Everything you really need to know about prosecco
From its origins to how it differs from drinks like Champagne, there’s a lot to know about the sparkling wine known as prosecco. Here’s the ultimate guide.
July 22, 2021
How is prosecco different from Champagne?
The first distinguishing factor between the two drinks is the grapes. Champagne comes from France and is made from grapes like chardonnay and pinot; prosecco must originate from the glera grape grown in the vineyards of Veneto, Italy.
Both drinks involve a second fermentation in terms of winemaking techniques, but Champagne requires using the old method of aging in a bottle and adding yeast, sugars and lots and lots of time. Prosecco is aged in a tank, which the makers seal to contain all CO2 and give the drink its delightful fizz.
Flavor-wise, Champagne gets a bit more intimate with the yeast and therefore has a breadier, citrus-centered flavor profile. There’s a bit more daylight between the drink and the yeast in the second fermentation of Prosecco, however, letting the drink’s full fruit flavor profile shine through. This gives it hints of apple, pear, peach, honeysuckle and floral notes — in short, it’s a fruitier sparkling wine.

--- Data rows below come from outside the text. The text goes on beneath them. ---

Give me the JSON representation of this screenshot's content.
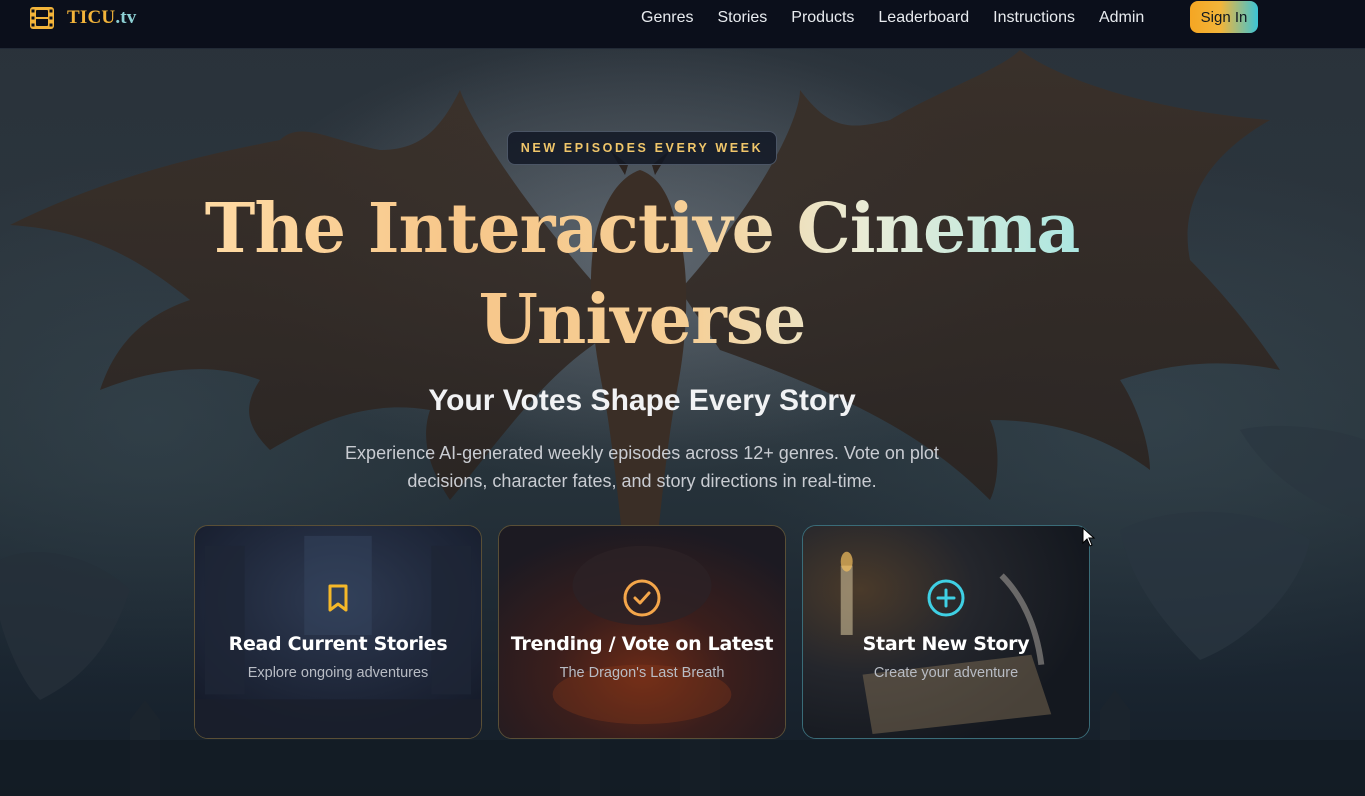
{
  "nav": {
    "brand_name": "TICU",
    "brand_tld": ".tv",
    "links": [
      "Genres",
      "Stories",
      "Products",
      "Leaderboard",
      "Instructions",
      "Admin"
    ],
    "signin_label": "Sign In"
  },
  "hero": {
    "badge": "NEW EPISODES EVERY WEEK",
    "title_line1": "The Interactive Cinema",
    "title_line2": "Universe",
    "subtitle": "Your Votes Shape Every Story",
    "description": "Experience AI-generated weekly episodes across 12+ genres. Vote on plot decisions, character fates, and story directions in real-time."
  },
  "cards": [
    {
      "icon": "bookmark-icon",
      "title": "Read Current Stories",
      "subtitle": "Explore ongoing adventures",
      "accent": "#f5b829"
    },
    {
      "icon": "check-circle-icon",
      "title": "Trending / Vote on Latest",
      "subtitle": "The Dragon's Last Breath",
      "accent": "#f5a64a"
    },
    {
      "icon": "plus-circle-icon",
      "title": "Start New Story",
      "subtitle": "Create your adventure",
      "accent": "#3fd0e4"
    }
  ],
  "colors": {
    "brand": "#f3b43a",
    "nav_bg": "#0a0e1a",
    "badge_text": "#f0c66a"
  }
}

Not sure if you’re a trendsetter, but you should know this upfront: prosecco is hot right now. Like, Radiohead-in-1997 hot.
It’s probably due in part to the fact that it provides a celebratory bottle of bubbly without forcing you to cough up Champagne money. It’s also since, despite being half the cost, prosecco is some seriously good stuff with a lot of love, technique and history put into each bottle.
Below we look at how this sparkling wine came to be, how it differs from other drinks like Champagne and of course, some recipes for prosecco cocktails that will razzle-dazzle your friends with very basic ingredients.
How to drink prosecco
First, ditch the narrow-flute glass. This drink is a party of fruity aromas, and you’re missing out on the action if your schnoz is stuck outside the glass. Opt instead for a large wine glass that lets you smell what’s happening as you drink.
Tilt that bad boy at 45º while you’re pouring, too. Otherwise, you’re wasting bubbles, and that’s a dang shame. Take your time while pouring to avoid overspending the fizz.
Prosecco: a biography
In the 1500s, those in northern Italy began to seriously enjoy a local wine called Ribolla. Pliny the Elder and Livia (wife of the emperor) all sang its praises. Yet near the end of the century, it needed a new name to distinguish it from other Ribollas — and so they settled on the intensely syllabic “castellum nobile vinum Pucinum,” the name of a castle bordering the small village of Prosecco.
An English wine connoisseur named Fynes Moryson seems to have been the first to call it by its modern name when he wrote, “Here growes the wine Pucinum, now called Prosecho, much celebrated by Pliny.” This guy could not get enough of it. He placed it among Italy’s greatest inventions.
Some prosecco cocktails
Aperol Spritz Slushie
Ingredients you'll need for this recipe:
- 2 oranges
- 2 lemons
- 3 oz prosecco
- 1 oz Aperol
- 1 oz simple syrup
- 8 to 10 oz ice
Cut the fruit in half, then slice one of the orange halves. Combine the drinks and juice of the other fruit halves in a large bowl, stirring them together. To make the simple syrup, simmer the granulated sugar with 1 cup of water until the sugar dissolves (about 3 minutes), then let it cool. Pour one ounce of simple syrup, along with the contents of the large bowl, into a blender with ice and blend it into a purée. Garnish with orange slices.
Grapefruit Prosecco Cocktail
- 1/4 cup Cointreau
- 1/2 cup of freshly squeezed grapefruit juice
- 2 cups prosecco
- 4 grapefruit wedges
This recipe is a great alternative to the mimosa and makes 4 drinks — and all you have to do is pour a quarter of each liquid into chilled Champagne glasses and stir. Then garnish with a small wedge of grapefruit and serve.